▶

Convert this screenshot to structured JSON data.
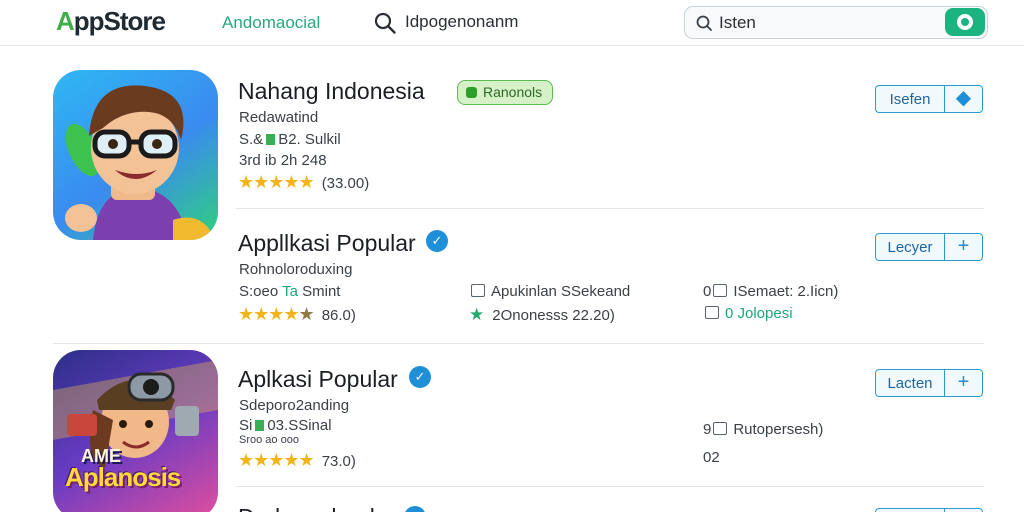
{
  "header": {
    "logo_prefix": "A",
    "logo_rest": "ppStore",
    "nav_link": "Andomaocial",
    "search_label": "Idpogenonanm",
    "search_input_value": "Isten"
  },
  "apps": [
    {
      "title": "Nahang Indonesia",
      "badge": "Ranonols",
      "subtitle": "Redawatind",
      "meta_prefix": "S.&",
      "meta_suffix": "B2. Sulkil",
      "meta2": "3rd ib 2h 248",
      "rating_text": "(33.00)",
      "rating": 5,
      "button_label": "Isefen",
      "button_icon": "◆"
    },
    {
      "title": "Appllkasi Popular",
      "subtitle": "Rohnoloroduxing",
      "meta_prefix": "S:oeo",
      "meta_teal": "Ta",
      "meta_suffix": "Smint",
      "rating_text": "86.0)",
      "rating": 4.5,
      "col2_line1": "Apukinlan SSekeand",
      "col2_line2": "2Ononesss 22.20)",
      "col3_line1": "0",
      "col3_line1_rest": "ISemaet: 2.Iicn)",
      "col3_line2_teal": "0 Jolopesi",
      "button_label": "Lecyer",
      "button_icon": "+"
    },
    {
      "title": "Aplkasi Popular",
      "subtitle": "Sdeporo2anding",
      "meta_prefix": "Si",
      "meta_suffix": "03.SSinal",
      "meta2": "Sroo ao ooo",
      "rating_text": "73.0)",
      "rating": 5,
      "col3_line1": "9",
      "col3_line1_rest": "Rutopersesh)",
      "col3_line2": "02",
      "button_label": "Lacten",
      "button_icon": "+",
      "icon_caption_top": "AME",
      "icon_caption_bottom": "Aplanosis"
    }
  ],
  "partial_row": {
    "title": "Dadaaaahaalaa"
  }
}
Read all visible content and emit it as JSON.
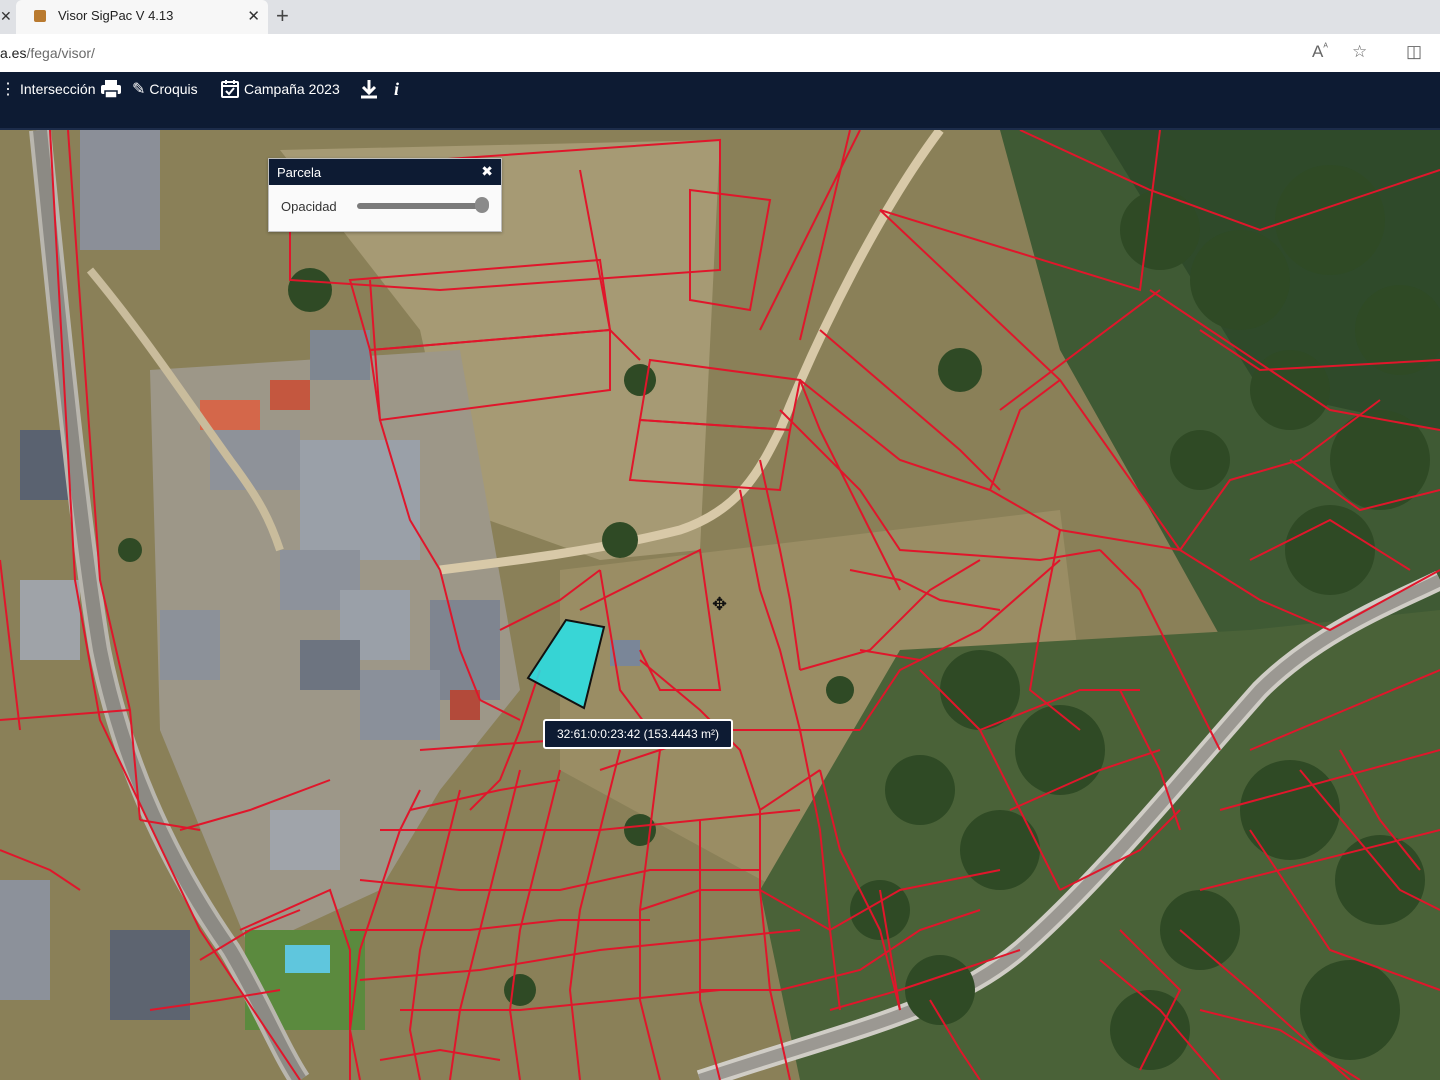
{
  "browser": {
    "tab_title": "Visor SigPac V 4.13",
    "url_host": "a.es",
    "url_path": "/fega/visor/"
  },
  "toolbar": {
    "interseccion": "Intersección",
    "croquis": "Croquis",
    "campana": "Campaña 2023",
    "info": "i"
  },
  "panel": {
    "title": "Parcela",
    "opacity_label": "Opacidad",
    "opacity_value": 1.0
  },
  "tooltip": {
    "text": "32:61:0:0:23:42 (153.4443 m²)"
  },
  "colors": {
    "toolbar_bg": "#0d1b33",
    "parcel_line": "#e0162b",
    "selected_parcel": "#27e3ea"
  }
}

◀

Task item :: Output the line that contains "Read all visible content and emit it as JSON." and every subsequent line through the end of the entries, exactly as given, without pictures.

Solution to the problem ::
Read all visible content and emit it as JSON.
{
  "browser": {
    "tab_title": "Visor SigPac V 4.13",
    "url_host": "a.es",
    "url_path": "/fega/visor/"
  },
  "toolbar": {
    "interseccion": "Intersección",
    "croquis": "Croquis",
    "campana": "Campaña 2023",
    "info": "i"
  },
  "panel": {
    "title": "Parcela",
    "opacity_label": "Opacidad",
    "opacity_value": 1.0
  },
  "tooltip": {
    "text": "32:61:0:0:23:42 (153.4443 m²)"
  },
  "colors": {
    "toolbar_bg": "#0d1b33",
    "parcel_line": "#e0162b",
    "selected_parcel": "#27e3ea"
  }
}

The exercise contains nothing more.